◆ EXERCISE GOAL
Check each line of the entries. Copy the ones that contain the string "title".

(Data about app and page elements)
⁂
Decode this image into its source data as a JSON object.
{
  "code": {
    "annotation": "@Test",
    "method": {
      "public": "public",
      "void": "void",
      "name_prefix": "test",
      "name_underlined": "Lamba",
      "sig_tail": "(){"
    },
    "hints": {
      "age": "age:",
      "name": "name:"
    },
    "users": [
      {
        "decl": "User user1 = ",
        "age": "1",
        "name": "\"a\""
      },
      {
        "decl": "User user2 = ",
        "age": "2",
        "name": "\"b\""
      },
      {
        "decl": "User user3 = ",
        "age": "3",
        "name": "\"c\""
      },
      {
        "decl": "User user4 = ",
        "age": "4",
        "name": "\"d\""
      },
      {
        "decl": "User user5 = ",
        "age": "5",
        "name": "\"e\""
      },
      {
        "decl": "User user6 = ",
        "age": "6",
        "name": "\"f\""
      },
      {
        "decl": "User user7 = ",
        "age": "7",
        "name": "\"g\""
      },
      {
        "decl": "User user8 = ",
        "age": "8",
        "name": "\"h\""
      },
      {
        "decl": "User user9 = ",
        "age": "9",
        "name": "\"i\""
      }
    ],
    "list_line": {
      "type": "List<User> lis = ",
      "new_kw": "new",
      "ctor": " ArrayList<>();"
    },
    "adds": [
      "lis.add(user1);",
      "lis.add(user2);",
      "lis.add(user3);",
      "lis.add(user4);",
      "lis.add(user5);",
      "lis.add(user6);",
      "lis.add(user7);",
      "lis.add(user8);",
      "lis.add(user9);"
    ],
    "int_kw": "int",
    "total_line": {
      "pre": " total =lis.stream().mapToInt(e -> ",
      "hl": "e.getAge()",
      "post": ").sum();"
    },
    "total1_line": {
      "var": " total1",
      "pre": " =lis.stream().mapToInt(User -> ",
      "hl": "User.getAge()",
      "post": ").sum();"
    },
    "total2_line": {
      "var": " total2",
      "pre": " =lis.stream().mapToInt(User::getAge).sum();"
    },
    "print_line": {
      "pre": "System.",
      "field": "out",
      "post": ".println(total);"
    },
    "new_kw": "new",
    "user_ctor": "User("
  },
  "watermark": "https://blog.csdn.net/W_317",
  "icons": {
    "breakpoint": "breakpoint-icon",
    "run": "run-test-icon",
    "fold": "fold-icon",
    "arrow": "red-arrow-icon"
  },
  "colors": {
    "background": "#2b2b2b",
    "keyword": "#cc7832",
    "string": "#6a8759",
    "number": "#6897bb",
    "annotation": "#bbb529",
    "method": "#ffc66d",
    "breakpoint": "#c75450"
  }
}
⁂
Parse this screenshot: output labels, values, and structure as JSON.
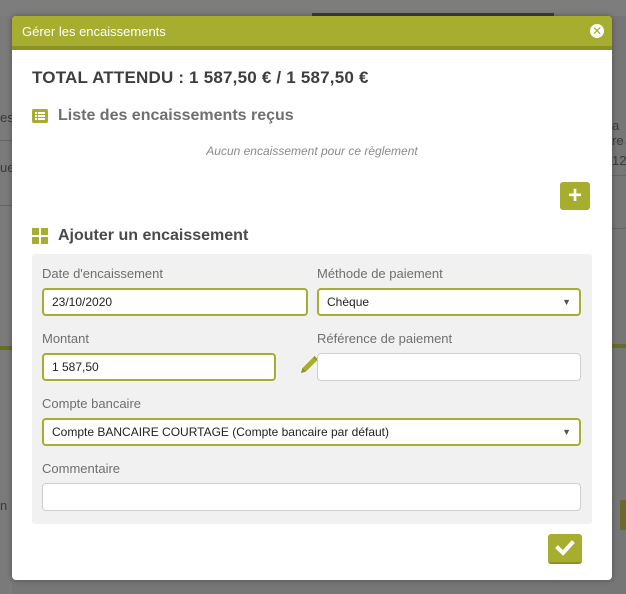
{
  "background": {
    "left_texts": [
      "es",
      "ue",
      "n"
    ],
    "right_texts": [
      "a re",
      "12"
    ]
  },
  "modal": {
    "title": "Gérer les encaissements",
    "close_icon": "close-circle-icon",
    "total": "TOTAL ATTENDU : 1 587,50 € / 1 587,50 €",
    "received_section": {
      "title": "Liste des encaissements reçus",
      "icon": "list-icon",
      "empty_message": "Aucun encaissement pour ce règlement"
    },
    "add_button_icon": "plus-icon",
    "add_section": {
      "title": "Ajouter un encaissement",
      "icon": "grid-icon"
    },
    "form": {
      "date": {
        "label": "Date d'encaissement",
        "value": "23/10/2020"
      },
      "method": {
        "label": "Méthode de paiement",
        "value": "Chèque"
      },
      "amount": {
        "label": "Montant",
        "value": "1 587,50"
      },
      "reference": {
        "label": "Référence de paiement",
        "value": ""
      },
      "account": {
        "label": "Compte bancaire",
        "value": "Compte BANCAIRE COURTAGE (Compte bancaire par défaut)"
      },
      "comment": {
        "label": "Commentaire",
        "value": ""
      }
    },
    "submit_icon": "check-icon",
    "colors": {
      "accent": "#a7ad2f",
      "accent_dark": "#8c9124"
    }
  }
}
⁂
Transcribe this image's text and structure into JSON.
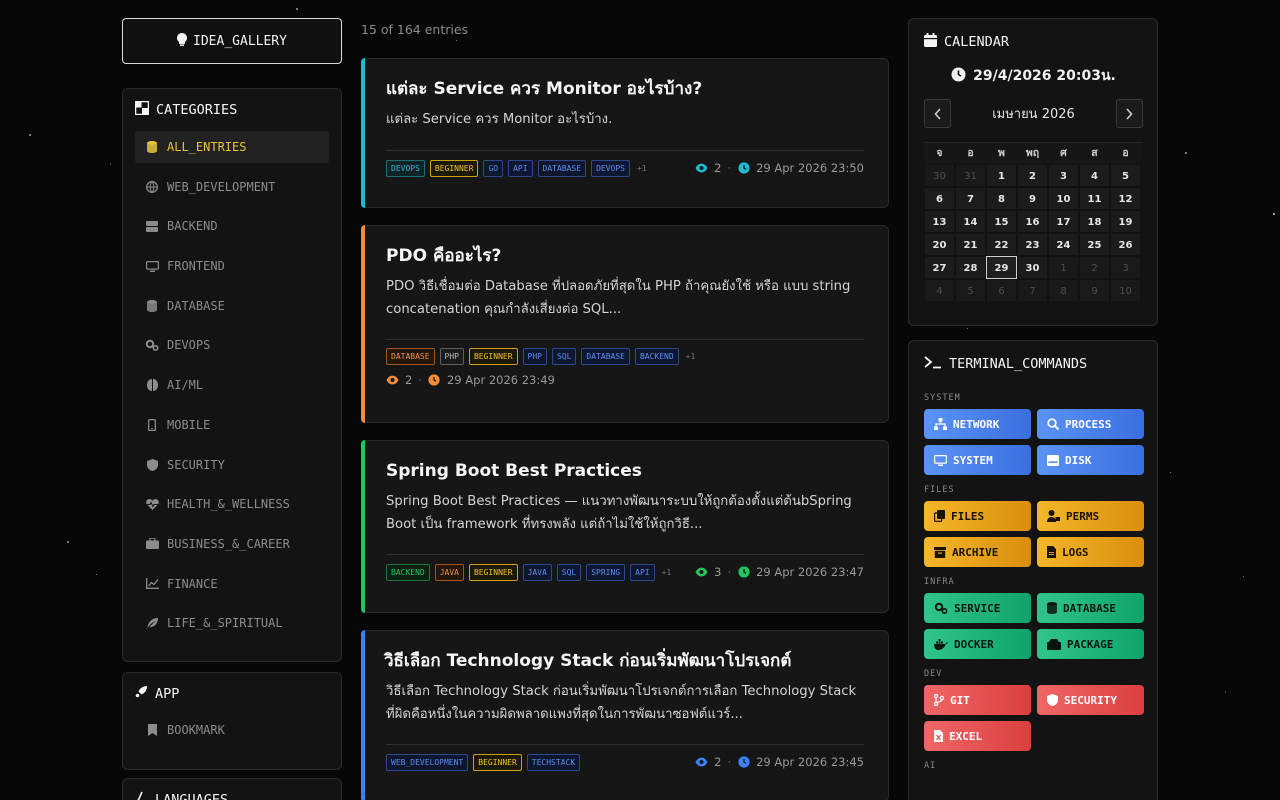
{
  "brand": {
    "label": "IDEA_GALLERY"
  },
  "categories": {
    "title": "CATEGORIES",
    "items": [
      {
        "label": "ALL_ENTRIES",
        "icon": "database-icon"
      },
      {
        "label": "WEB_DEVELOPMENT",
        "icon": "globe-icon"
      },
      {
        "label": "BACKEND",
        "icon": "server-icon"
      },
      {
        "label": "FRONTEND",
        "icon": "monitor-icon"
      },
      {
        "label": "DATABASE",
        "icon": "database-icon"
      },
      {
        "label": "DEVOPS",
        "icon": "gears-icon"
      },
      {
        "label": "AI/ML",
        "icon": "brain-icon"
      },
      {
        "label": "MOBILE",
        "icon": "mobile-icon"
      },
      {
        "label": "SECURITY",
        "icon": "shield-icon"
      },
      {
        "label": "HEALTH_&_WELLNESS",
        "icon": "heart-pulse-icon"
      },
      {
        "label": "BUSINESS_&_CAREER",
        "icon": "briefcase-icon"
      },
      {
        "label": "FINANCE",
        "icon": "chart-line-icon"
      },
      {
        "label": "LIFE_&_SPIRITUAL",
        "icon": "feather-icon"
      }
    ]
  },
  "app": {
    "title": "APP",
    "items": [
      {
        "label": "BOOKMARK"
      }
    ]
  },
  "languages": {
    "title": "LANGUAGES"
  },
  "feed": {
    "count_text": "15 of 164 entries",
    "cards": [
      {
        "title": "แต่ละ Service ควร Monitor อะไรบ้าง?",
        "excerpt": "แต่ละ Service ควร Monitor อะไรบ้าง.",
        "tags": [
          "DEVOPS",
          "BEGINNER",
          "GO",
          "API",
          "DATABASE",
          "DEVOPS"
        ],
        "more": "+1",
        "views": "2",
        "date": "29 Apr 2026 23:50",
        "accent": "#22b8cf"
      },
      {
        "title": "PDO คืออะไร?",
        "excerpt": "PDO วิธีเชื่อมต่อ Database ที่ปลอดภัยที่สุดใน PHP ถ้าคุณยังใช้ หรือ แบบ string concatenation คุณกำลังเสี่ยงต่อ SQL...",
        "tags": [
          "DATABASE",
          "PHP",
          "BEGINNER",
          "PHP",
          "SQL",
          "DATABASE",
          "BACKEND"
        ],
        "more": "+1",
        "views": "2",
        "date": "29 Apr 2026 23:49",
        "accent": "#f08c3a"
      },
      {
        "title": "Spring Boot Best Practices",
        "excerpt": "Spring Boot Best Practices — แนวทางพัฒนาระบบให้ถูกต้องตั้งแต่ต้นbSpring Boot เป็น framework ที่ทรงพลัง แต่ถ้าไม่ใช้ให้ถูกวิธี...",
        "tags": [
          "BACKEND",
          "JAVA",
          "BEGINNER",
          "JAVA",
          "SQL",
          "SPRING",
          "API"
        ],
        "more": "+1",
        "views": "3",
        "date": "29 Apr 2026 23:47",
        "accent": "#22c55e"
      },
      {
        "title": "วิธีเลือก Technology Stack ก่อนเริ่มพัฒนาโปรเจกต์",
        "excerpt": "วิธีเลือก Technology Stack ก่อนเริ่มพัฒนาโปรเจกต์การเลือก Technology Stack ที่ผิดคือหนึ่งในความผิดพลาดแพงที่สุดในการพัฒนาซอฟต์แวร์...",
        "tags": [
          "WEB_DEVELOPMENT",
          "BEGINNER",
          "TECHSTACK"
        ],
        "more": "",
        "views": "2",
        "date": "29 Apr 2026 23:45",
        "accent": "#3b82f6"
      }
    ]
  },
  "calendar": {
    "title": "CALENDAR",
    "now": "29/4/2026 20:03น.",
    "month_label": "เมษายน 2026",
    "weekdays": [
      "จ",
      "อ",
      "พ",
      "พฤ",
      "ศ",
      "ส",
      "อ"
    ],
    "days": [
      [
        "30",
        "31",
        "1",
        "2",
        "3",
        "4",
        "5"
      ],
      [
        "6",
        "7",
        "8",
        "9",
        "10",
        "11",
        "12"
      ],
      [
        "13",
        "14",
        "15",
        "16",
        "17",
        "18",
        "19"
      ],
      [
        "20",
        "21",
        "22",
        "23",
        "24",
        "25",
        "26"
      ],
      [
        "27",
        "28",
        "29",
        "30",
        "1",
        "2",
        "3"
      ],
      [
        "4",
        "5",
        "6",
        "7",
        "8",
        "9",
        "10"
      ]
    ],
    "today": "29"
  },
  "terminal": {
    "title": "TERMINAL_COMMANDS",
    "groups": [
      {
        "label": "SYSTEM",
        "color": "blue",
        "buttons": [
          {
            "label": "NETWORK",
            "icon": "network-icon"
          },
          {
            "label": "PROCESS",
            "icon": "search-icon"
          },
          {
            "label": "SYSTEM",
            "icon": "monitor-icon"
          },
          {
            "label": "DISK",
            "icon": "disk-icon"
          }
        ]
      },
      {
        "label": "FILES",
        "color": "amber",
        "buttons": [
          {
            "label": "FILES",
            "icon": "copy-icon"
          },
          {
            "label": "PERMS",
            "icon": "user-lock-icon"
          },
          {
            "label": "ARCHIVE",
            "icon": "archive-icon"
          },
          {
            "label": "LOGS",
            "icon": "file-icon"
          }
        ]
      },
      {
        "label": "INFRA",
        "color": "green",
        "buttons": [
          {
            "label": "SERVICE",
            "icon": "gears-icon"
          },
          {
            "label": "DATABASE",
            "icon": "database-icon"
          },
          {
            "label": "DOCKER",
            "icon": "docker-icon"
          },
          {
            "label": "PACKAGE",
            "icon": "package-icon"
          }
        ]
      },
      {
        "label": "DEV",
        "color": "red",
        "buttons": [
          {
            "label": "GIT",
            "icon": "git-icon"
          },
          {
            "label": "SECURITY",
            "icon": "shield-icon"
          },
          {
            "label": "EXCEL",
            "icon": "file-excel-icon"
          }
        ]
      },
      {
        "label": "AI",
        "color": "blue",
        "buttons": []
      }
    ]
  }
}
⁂
◆ OUTPUT BELOW
    "title": "Gérer les encaissements",
      "title": "Liste des encaissements reçus",
      "title": "Ajouter un encaissement",
    "title": "CATEGORIES",
    "title": "APP",
    "title": "LANGUAGES"
        "title": "แต่ละ Service ควร Monitor อะไรบ้าง?",
        "title": "PDO คืออะไร?",
        "title": "Spring Boot Best Practices",
        "title": "วิธีเลือก Technology Stack ก่อนเริ่มพัฒนาโปรเจกต์",
    "title": "CALENDAR",
    "title": "TERMINAL_COMMANDS",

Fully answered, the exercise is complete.